The Old Norse form of the name was Meðaldalr. The first element is meðal which means "middle" and the last element is dalr which means "valley" or "dale". The municipality is named this probably because it is located in the middle of the Orkdalen valley. The name was historically spelled Meldalen.[7]

Coat of armsEdit

The coat of arms was granted on 5 February 1985. The arms are a combination of a wheel as a symbol for the local industry, and a wheat ear as a symbol for the agriculture. Both items are yellow on a red background.[8]

ChurchesEdit

The Church of Norway had two parishes (sokn) within the municipality of Meldal.

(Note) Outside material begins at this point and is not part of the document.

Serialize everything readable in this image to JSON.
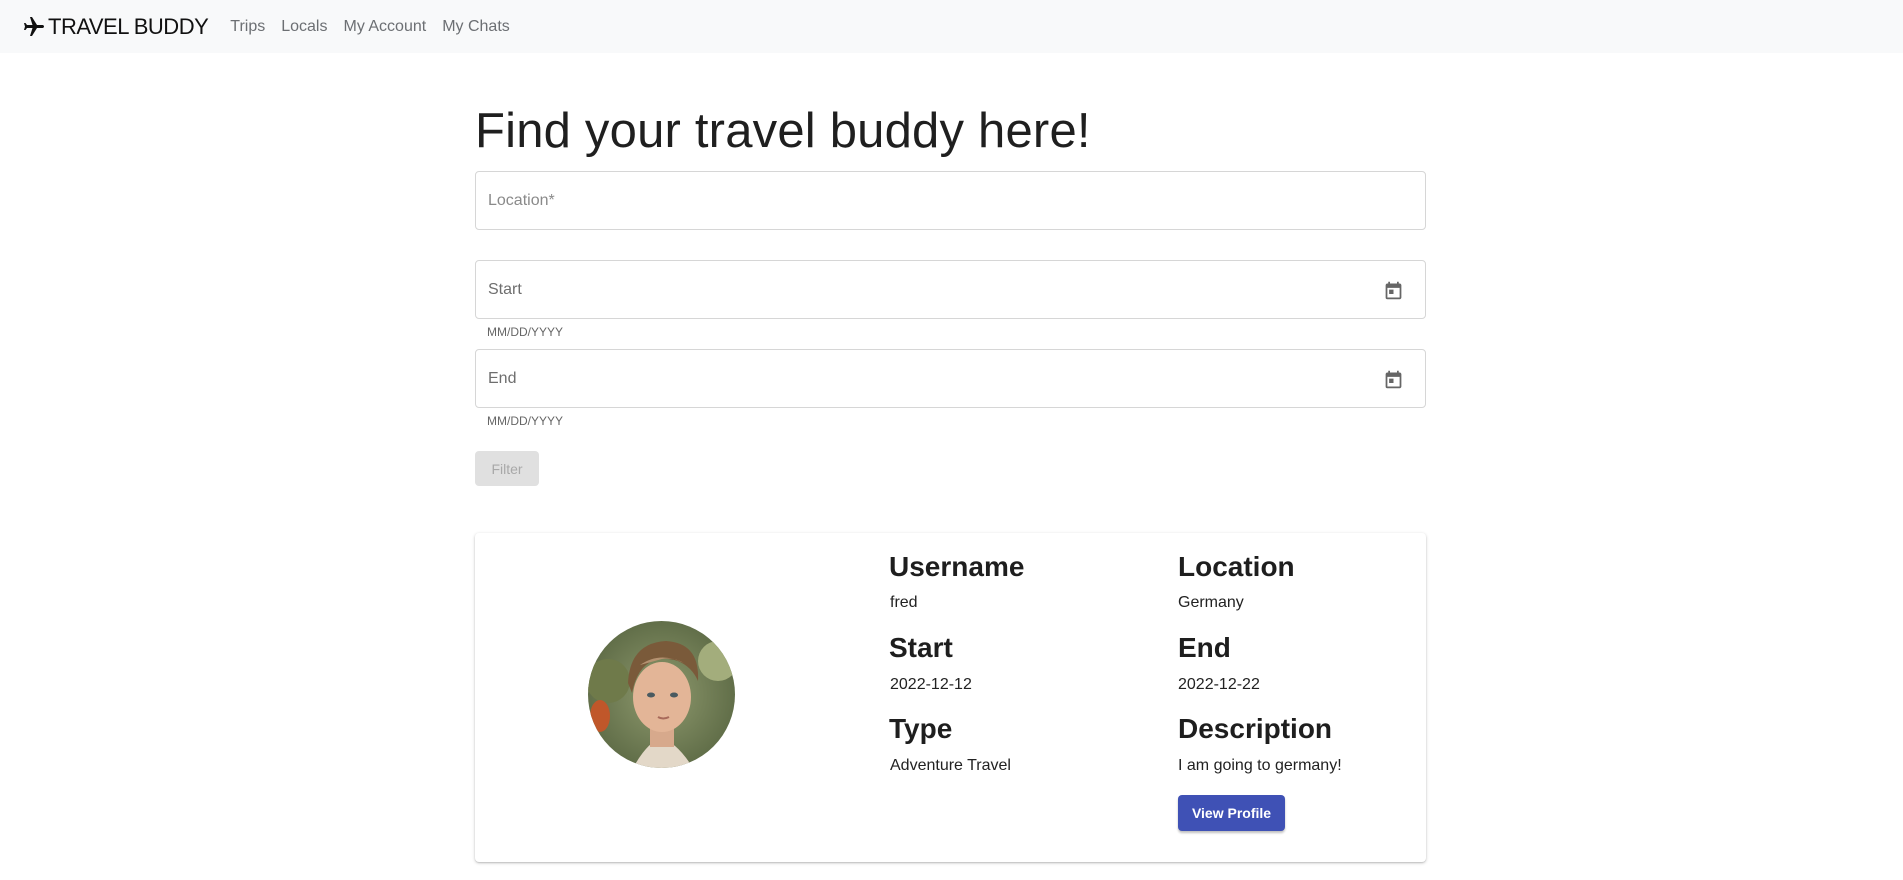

It is part of the Gauldal prosti (deanery) in the Diocese of Nidaros.

Churches in Meldal
Parish (sokn) Church Name Location of the Church Year Built
Løkken Løkken Church Bjørnli 1929
Meldal Meldal Church Meldal 1988

GovernmentEdit

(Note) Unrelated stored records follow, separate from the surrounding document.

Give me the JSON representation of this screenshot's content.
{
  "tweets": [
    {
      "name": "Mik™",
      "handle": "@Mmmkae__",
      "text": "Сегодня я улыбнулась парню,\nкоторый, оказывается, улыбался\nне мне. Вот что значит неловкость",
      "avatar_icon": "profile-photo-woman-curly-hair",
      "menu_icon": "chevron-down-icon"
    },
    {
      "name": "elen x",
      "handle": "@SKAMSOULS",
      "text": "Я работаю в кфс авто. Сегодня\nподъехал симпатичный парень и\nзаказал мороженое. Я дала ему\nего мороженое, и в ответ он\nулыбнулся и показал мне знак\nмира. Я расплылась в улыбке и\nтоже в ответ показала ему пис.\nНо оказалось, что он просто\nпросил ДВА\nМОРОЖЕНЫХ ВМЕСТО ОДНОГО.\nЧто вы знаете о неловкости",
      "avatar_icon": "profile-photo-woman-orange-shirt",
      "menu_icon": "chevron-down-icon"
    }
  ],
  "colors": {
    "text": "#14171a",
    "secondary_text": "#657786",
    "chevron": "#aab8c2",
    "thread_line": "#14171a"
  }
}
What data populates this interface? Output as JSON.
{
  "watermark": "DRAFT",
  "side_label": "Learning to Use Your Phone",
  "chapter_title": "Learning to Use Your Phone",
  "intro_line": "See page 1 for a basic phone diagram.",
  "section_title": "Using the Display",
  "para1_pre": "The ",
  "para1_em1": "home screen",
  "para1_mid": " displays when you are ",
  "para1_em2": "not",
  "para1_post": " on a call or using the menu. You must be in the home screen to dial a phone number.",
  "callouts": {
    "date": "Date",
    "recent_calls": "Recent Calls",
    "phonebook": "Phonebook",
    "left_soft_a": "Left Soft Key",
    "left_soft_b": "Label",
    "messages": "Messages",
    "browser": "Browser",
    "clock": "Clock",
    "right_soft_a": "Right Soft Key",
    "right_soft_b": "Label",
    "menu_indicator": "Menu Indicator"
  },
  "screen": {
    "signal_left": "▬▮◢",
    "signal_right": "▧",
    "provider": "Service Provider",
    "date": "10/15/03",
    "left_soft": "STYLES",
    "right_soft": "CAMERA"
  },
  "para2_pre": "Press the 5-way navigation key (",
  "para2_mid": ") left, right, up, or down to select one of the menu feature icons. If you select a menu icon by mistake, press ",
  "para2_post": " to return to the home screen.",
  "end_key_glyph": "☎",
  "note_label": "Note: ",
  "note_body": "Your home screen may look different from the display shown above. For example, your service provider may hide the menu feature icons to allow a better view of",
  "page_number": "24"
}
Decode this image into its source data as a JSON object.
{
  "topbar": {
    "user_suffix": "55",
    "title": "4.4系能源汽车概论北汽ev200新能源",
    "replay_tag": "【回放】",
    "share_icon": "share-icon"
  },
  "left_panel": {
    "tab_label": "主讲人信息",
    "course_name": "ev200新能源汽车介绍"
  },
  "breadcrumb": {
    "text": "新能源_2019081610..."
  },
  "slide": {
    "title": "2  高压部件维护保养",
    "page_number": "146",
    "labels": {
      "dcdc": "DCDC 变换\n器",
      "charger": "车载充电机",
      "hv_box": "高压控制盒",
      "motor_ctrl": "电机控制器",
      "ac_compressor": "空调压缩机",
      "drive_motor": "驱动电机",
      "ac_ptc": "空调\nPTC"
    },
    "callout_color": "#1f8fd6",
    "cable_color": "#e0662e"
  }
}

All municipalities in Norway, including Meldal, are responsible for primary education (through 10th grade), outpatient health services, senior citizen services, unemployment and other social services, zoning, economic development, and municipal roads. The municipality is governed by a municipal council of elected representatives, which in turn elect a mayor.[9] The municipality falls under the Sør-Trøndelag District Court and the Frostating Court of Appeal.

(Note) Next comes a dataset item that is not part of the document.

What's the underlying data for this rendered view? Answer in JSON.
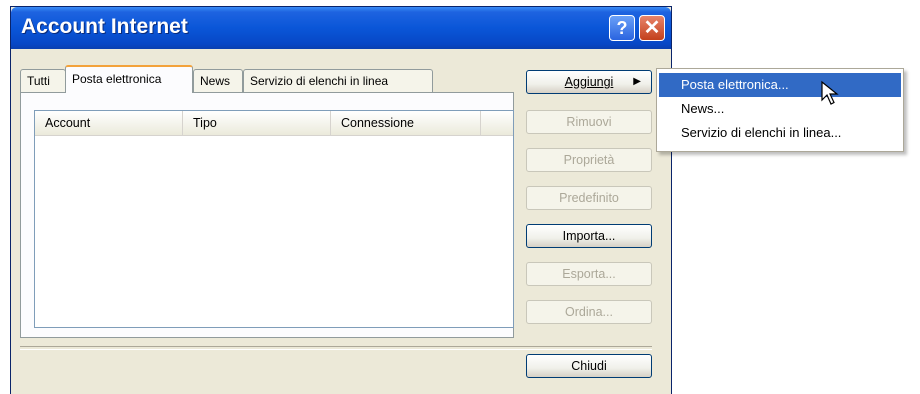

Municipal councilEdit

The municipal council (Kommunestyre) of Meldal is made up of 19 representatives that are elected to four year terms. The party breakdown of the final municipal council was as follows:

Meldal Kommunestyre 2016–2019 [10]  
Party Name (in Norwegian) Number of
representatives
 Labour Party (Arbeiderpartiet)10
 Progress Party (Fremskrittspartiet)1
 Conservative Party (Høyre)1
 Joint list of the Christian Democratic Party (Kristelig Folkeparti)
and the Liberal Party (Venstre)
2
 Centre Party (Senterpartiet)5
Total number of members:19
Meldal Kommunestyre 2012–2015 [11]  
Party Name (in Norwegian) Number of
representatives
 Labour Party (Arbeiderpartiet)9
 Progress Party (Fremskrittspartiet)1
 Conservative Party (Høyre)1
 Christian Democratic Party (Kristelig Folkeparti)1
 Centre Party (Senterpartiet)7
Total number of members:19

GeographyEdit

The municipality of Meldal was located along the Orkla River in the middle of the Orkdalen valley. The lakes Hostovatnet and Svorksjøen were located along the northern border of the municipality.

There were five municipalities that bordered Meldal: Rindal to the west, Rennebu to the south, Midtre Gauldal and Melhus to the east, and Orkdal to the north.

The Løkken Station was the terminal station on the historic Thamshavn Line railway that used to travel through the municipality.

See alsoEdit

ReferencesEdit

  1. ^ "Navn på steder og personer: Innbyggjarnamn" (in Norwegian). Språkrådet.
  2. ^ "Forskrift om målvedtak i kommunar og fylkeskommunar" (in Norwegian). Lovdata.no.
  3. ^ Statistisk sentralbyrå (2018). "Table: 06913: Population 1 January and population changes during the calendar year (M)" (in Norwegian). Retrieved 2019-03-17.
  4. ^ Statistisk sentralbyrå. "09280: Area of land and fresh water (km²) (M)" (in Norwegian). Retrieved 2019-03-17.
  5. ^ Jukvam, Dag (1999). "Historisk oversikt over endringer i kommune- og fylkesinndelingen" (PDF) (in Norwegian). Statistisk sentralbyrå.
  6. ^ "Nye Orkland: Kommunene" (in Norwegian). Retrieved 2017-10-08.
  7. ^ Rygh, Oluf (1901). Norske gaardnavne: Søndre Trondhjems amt (in Norwegian) (14 ed.). Kristiania, Norge: W. C. Fabritius & sønners bogtrikkeri. p. 149.
  8. ^ "Civic heraldry of Norway - Norske Kommunevåpen". Heraldry of the World. Retrieved 2019-03-17.
  9. ^ Hansen, Tore, ed. (2016-05-12). "kommunestyre". Store norske leksikon (in Norwegian). Kunnskapsforlaget. Retrieved 2019-01-01.
  10. ^ "Table: 04813: Members of the local councils, by party/electoral list at the Municipal Council election (M)" (in Norwegian). Statistics Norway.
  11. ^ "Tall for Norge: Kommunestyrevalg 2011 - Sør-Trøndelag". Valg Direktoratet. Retrieved 2019-10-20.

External linksEdit